    Martin
     
    Martin Stettner, Dec 26, 2004
    #18
  19. Mark

    GianGuz Guest

    Ok i'll follow your suggestions. By the way a macro that substitutes
    endl with '\n' when the
    program isn't in debugging mode seems to me a good compromise!
    Gianguglielmo
     
    GianGuz, Dec 27, 2004
    #19
  20. Re: why is my iostream program so much slower than equivalent cstdioprogram?

    GianGuz wrote:
    > By the way a macro that substitutes
    > endl with '\n' when the
    > program isn't in debugging mode seems to me a good compromise!


    I think this is a bad idea. There are other times when buffering and
    flushing can cause behavior differences (esp. as regards deadlock in
    some programming types) and it would be bad if the problem disappears
    when you compile with debugging. I think it's better to just use what
    you mean while you program.

    I also tend to send debugging information to std::cerr instead of
    std::cout.
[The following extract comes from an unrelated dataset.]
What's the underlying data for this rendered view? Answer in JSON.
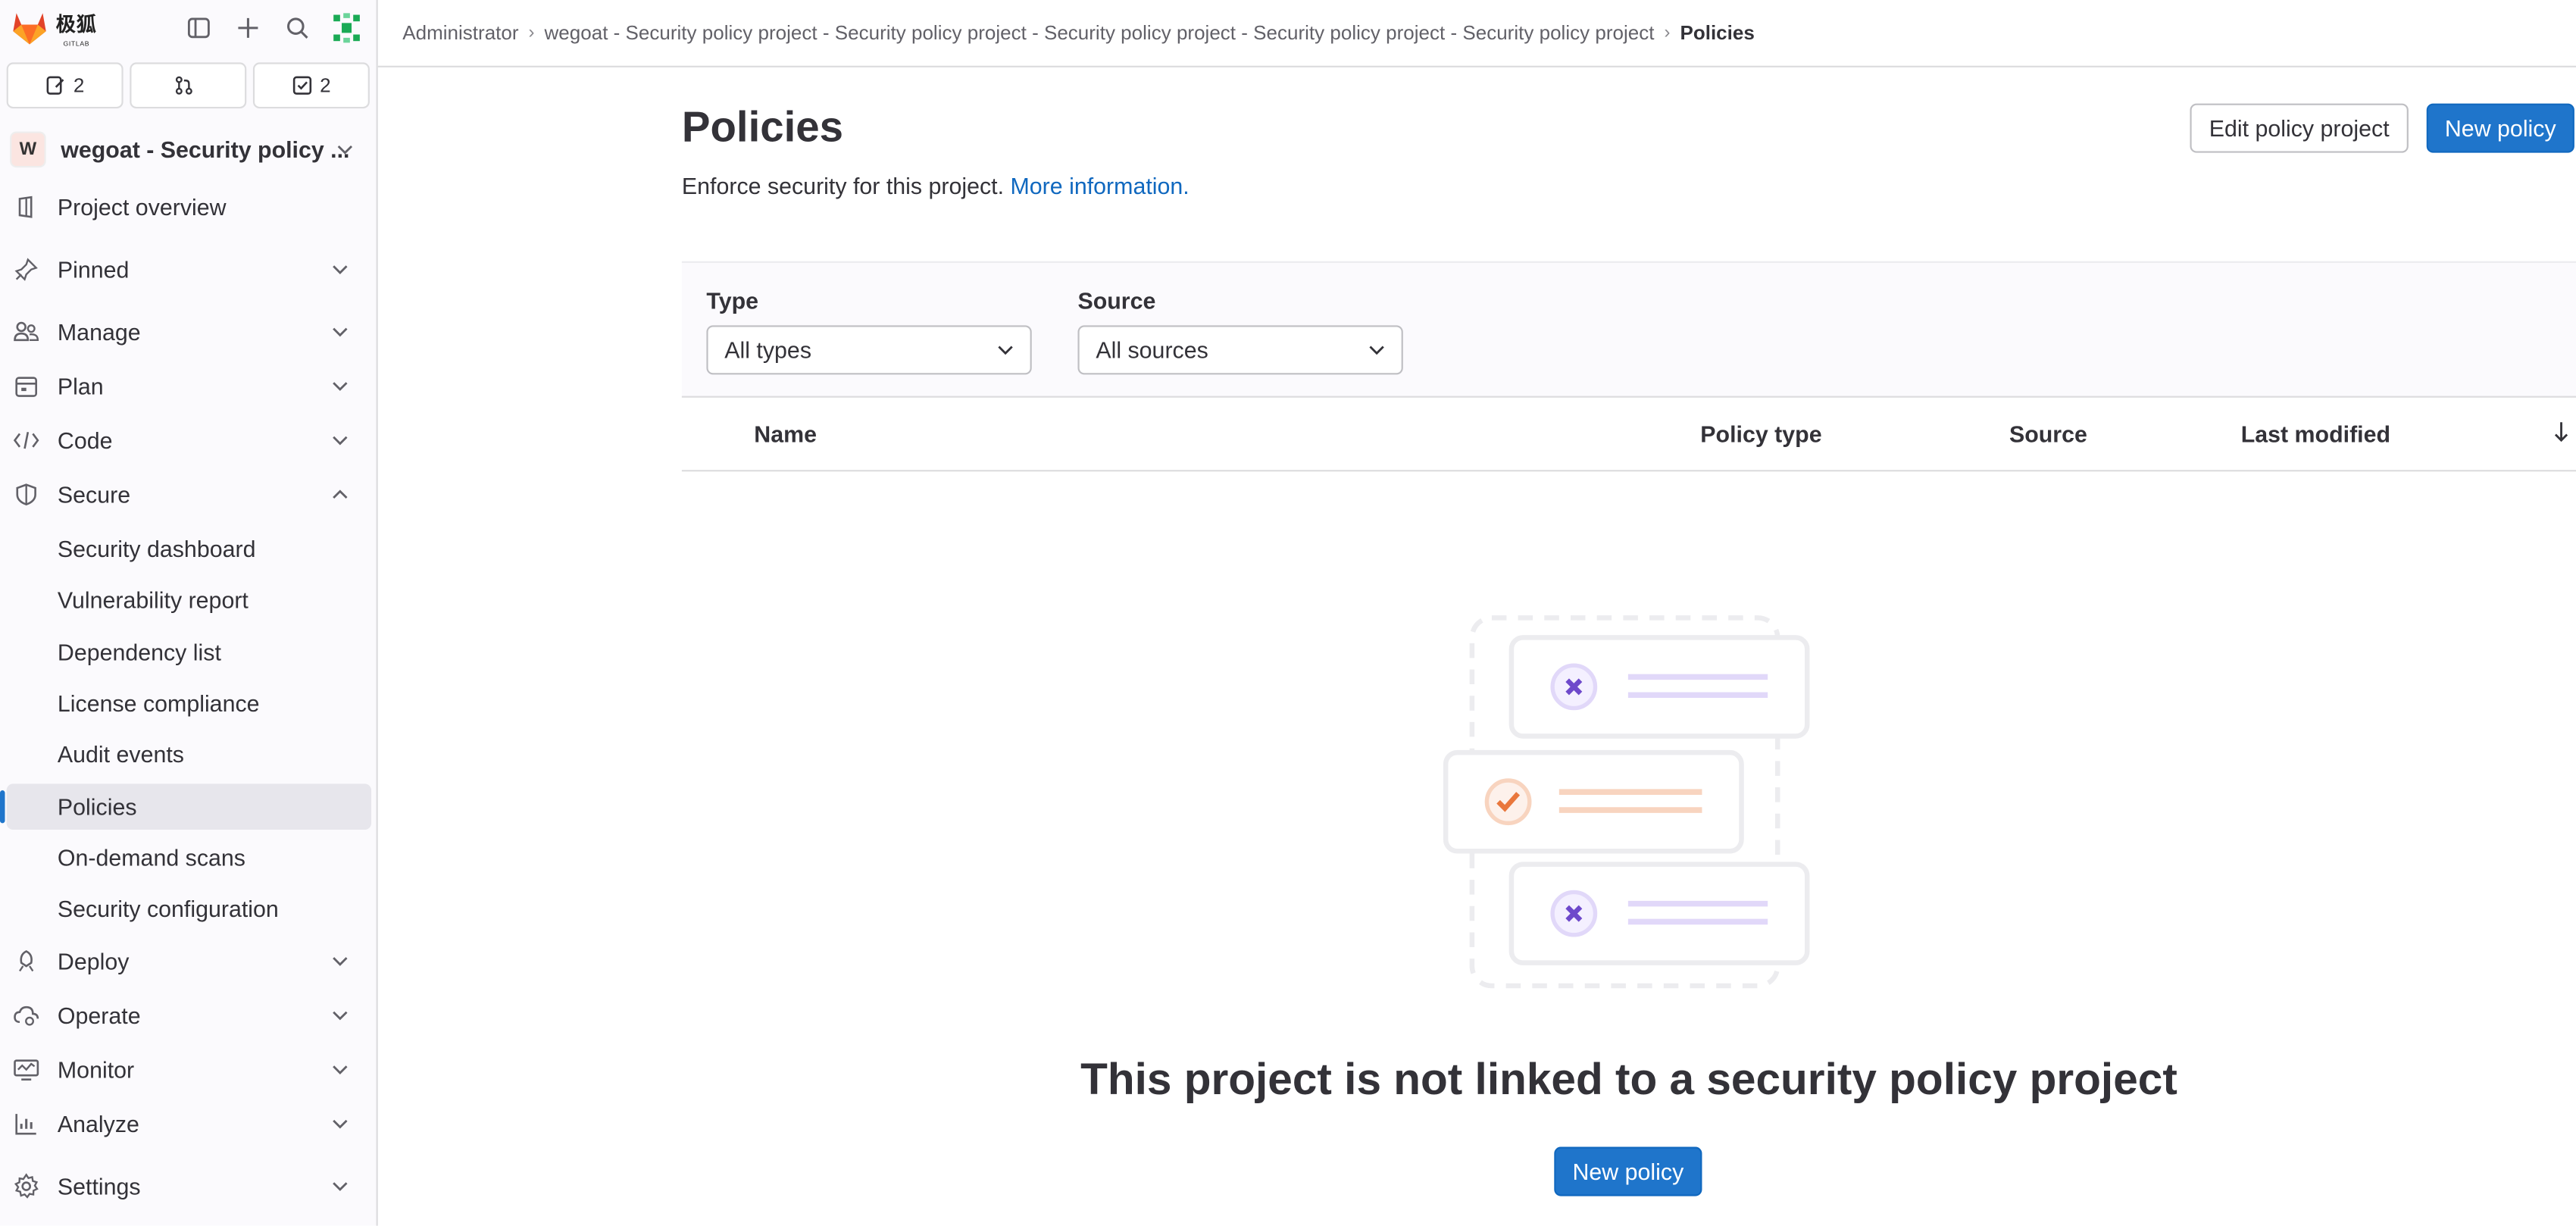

It makes it easier to debug filters, and (correct me if I'm
    wrong) std::cerr isn't buffered. (OTOH, I generally use std::endl with
    std::cerr anyway, so it wouldn't bite me if it were.)
     
    Adam Peterson, Dec 27, 2004
    #20
    1. Advertising

Want to reply to this thread or ask your own question?

It takes just 2 minutes to sign up (and it's free!). Just click the sign up button to choose a username and then you can ask your own questions on the forum.
Similar Threads
  1. ai@work
    Replies:
    9
    Views:
    549
    Ron Natalie
    Dec 16, 2004
  2. Mr. SweatyFinger
    Replies:
    2
    Views:
    2,033
    Smokey Grindel
    Dec 2, 2006
  3. Replies:
    27
    Views:
    540
    Gabriel Genellina
    Jun 14, 2007
  4. dustbort
    Replies:
    3
    Views:
    3,946
    JosipJaic
    Jun 18, 2010
  5. Tim Meagher
    Replies:
    3
    Views:
    106
    Ray Costanzo [MVP]
    Oct 4, 2005
Loading...

Share This Page